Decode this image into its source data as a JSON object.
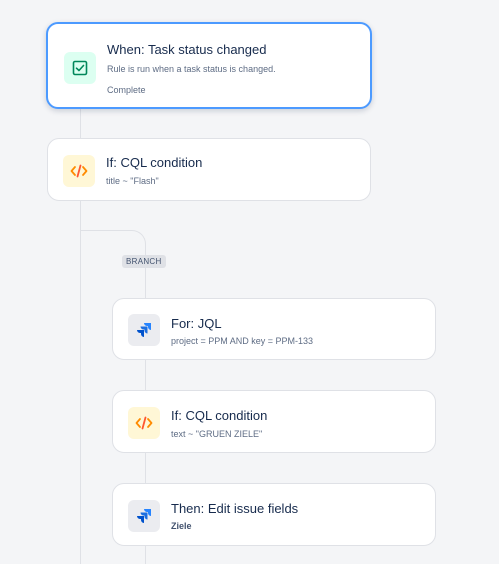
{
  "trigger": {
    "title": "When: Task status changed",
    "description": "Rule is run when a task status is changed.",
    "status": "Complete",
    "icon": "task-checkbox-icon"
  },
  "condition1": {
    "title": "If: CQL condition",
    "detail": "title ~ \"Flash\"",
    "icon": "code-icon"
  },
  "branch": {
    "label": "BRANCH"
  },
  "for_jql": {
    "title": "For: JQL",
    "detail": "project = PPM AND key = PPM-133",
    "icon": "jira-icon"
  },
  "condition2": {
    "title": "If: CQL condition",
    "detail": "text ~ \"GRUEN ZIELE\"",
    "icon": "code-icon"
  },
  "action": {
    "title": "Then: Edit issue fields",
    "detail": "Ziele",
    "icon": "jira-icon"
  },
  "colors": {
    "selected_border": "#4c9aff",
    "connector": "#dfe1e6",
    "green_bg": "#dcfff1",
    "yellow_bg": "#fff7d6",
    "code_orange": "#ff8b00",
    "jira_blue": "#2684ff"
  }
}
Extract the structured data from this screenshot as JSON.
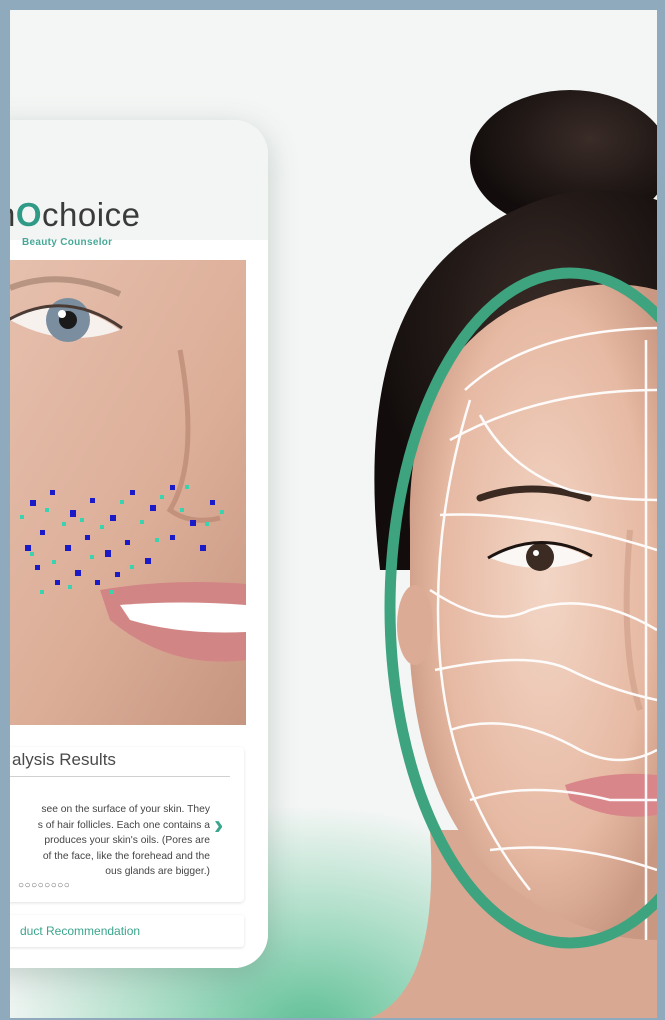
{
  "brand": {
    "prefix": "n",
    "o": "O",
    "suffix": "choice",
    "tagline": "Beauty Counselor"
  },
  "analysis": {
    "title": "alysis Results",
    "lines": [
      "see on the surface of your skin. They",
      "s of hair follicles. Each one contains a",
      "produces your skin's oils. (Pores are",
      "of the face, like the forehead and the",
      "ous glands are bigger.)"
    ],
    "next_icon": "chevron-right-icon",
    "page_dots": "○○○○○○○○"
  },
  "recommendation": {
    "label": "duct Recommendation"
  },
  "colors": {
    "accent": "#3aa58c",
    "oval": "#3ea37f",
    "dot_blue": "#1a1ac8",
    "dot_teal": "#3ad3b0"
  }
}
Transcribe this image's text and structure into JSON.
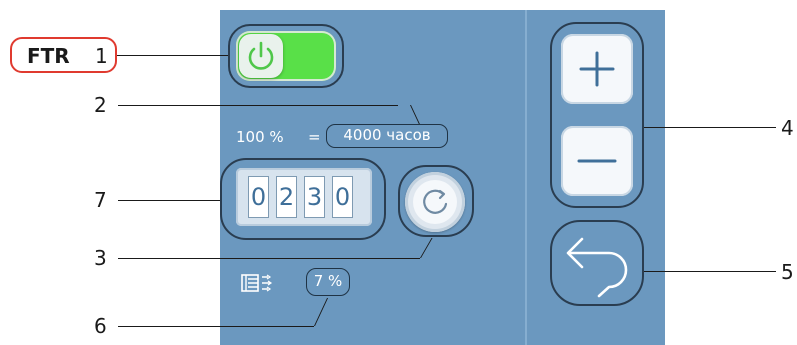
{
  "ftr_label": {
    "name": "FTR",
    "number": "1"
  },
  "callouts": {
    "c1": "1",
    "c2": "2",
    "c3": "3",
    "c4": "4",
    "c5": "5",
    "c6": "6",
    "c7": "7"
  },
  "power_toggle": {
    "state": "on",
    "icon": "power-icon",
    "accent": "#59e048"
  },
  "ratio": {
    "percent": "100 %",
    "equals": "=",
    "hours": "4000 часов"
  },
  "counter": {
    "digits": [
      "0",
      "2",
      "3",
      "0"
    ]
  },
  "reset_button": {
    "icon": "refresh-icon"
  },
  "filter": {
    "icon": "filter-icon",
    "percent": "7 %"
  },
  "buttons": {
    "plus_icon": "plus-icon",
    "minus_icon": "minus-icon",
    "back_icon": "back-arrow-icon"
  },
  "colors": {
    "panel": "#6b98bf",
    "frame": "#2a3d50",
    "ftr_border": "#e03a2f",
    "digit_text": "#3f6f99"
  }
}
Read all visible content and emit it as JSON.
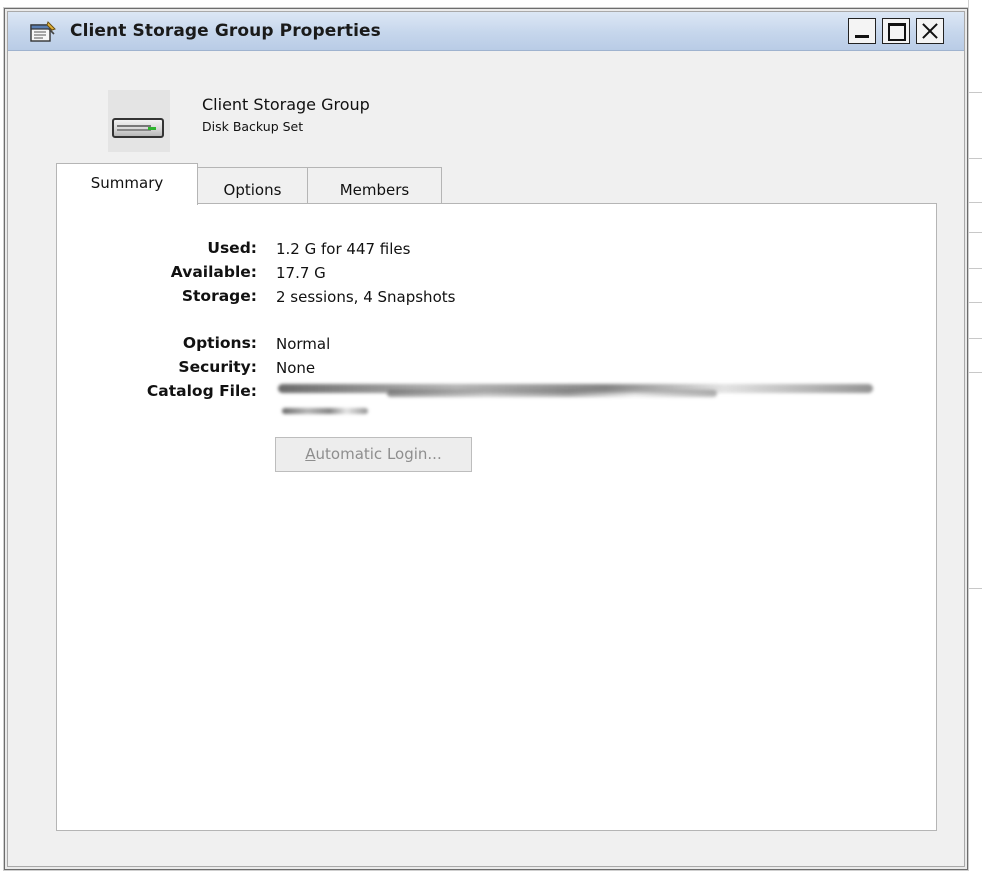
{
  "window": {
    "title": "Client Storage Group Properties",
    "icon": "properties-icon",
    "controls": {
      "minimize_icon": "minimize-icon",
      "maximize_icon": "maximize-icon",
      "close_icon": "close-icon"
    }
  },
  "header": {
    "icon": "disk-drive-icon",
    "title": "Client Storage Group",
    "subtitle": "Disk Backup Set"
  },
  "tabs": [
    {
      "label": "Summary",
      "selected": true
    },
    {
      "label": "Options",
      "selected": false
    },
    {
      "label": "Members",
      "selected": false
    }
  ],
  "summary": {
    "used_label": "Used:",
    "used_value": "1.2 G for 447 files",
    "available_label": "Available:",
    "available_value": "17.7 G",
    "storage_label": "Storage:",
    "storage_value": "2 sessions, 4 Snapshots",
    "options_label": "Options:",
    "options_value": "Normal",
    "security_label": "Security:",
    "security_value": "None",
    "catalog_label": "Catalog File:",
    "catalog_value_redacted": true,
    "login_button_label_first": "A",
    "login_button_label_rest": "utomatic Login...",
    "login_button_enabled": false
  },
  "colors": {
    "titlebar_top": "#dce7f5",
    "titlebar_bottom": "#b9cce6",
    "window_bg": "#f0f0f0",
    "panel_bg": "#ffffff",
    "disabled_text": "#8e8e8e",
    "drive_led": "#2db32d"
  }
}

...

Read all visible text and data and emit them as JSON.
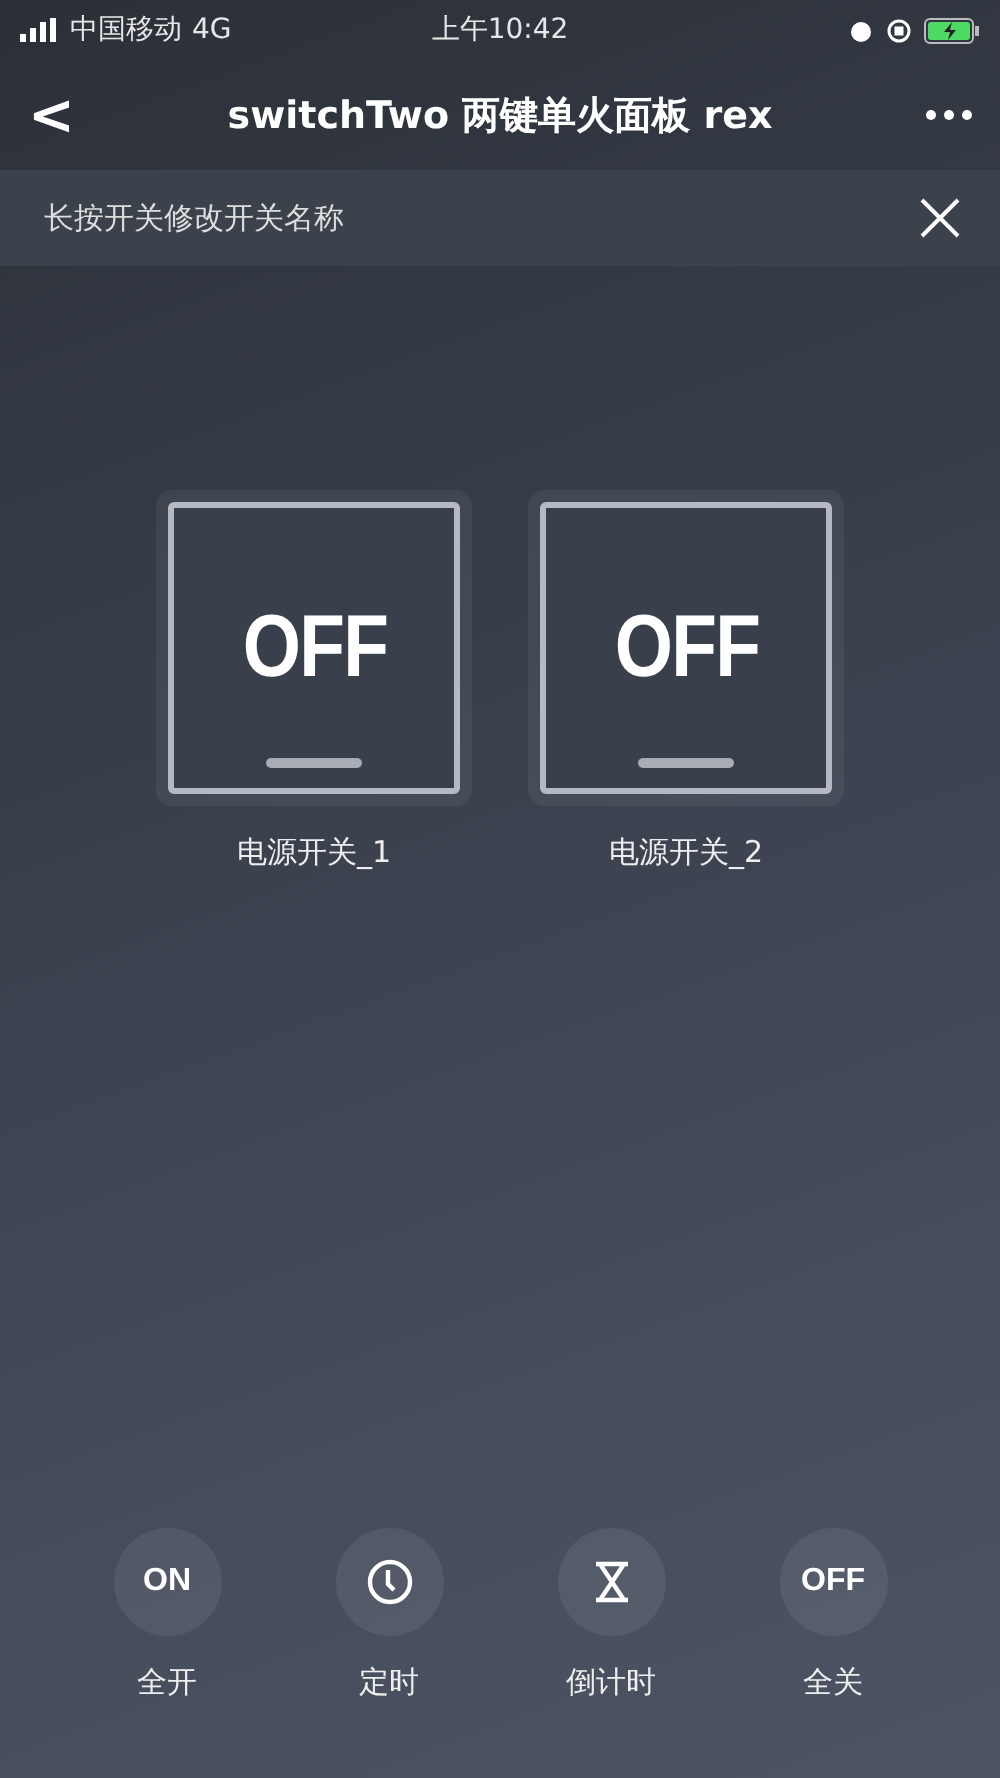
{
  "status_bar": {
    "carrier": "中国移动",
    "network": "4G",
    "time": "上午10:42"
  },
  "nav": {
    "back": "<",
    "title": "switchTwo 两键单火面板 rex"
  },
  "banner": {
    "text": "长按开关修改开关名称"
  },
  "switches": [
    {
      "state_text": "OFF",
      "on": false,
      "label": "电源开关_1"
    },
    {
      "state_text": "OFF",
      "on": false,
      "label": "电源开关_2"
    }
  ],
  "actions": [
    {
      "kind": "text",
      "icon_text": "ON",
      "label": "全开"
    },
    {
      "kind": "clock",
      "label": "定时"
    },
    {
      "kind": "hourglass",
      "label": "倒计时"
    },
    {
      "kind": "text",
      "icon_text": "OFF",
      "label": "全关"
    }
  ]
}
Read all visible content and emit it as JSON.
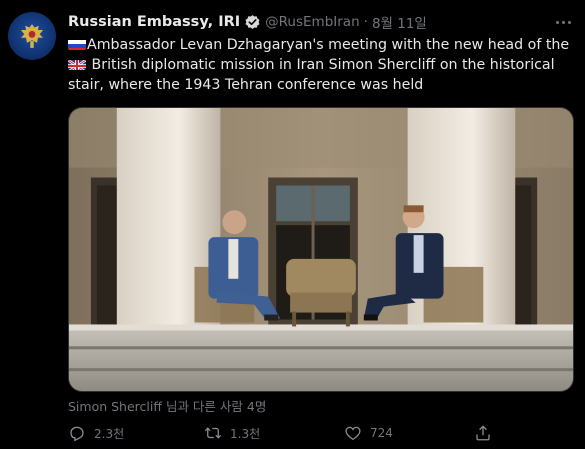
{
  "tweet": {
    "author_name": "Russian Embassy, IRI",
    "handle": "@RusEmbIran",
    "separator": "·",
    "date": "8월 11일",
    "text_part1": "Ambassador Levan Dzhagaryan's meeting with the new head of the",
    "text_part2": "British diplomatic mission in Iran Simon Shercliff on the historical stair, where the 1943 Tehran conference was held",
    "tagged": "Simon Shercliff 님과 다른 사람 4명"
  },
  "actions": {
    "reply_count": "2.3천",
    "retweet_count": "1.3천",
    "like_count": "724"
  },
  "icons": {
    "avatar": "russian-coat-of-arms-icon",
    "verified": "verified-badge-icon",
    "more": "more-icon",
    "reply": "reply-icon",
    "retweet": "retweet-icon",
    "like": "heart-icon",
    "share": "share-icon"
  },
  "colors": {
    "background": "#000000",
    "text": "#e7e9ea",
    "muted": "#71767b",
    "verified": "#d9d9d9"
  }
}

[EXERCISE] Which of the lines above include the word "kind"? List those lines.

[OUTPUT OF THE EXERCISE]
      "kind": "text",
      "kind": "clock",
      "kind": "hourglass",
      "kind": "text",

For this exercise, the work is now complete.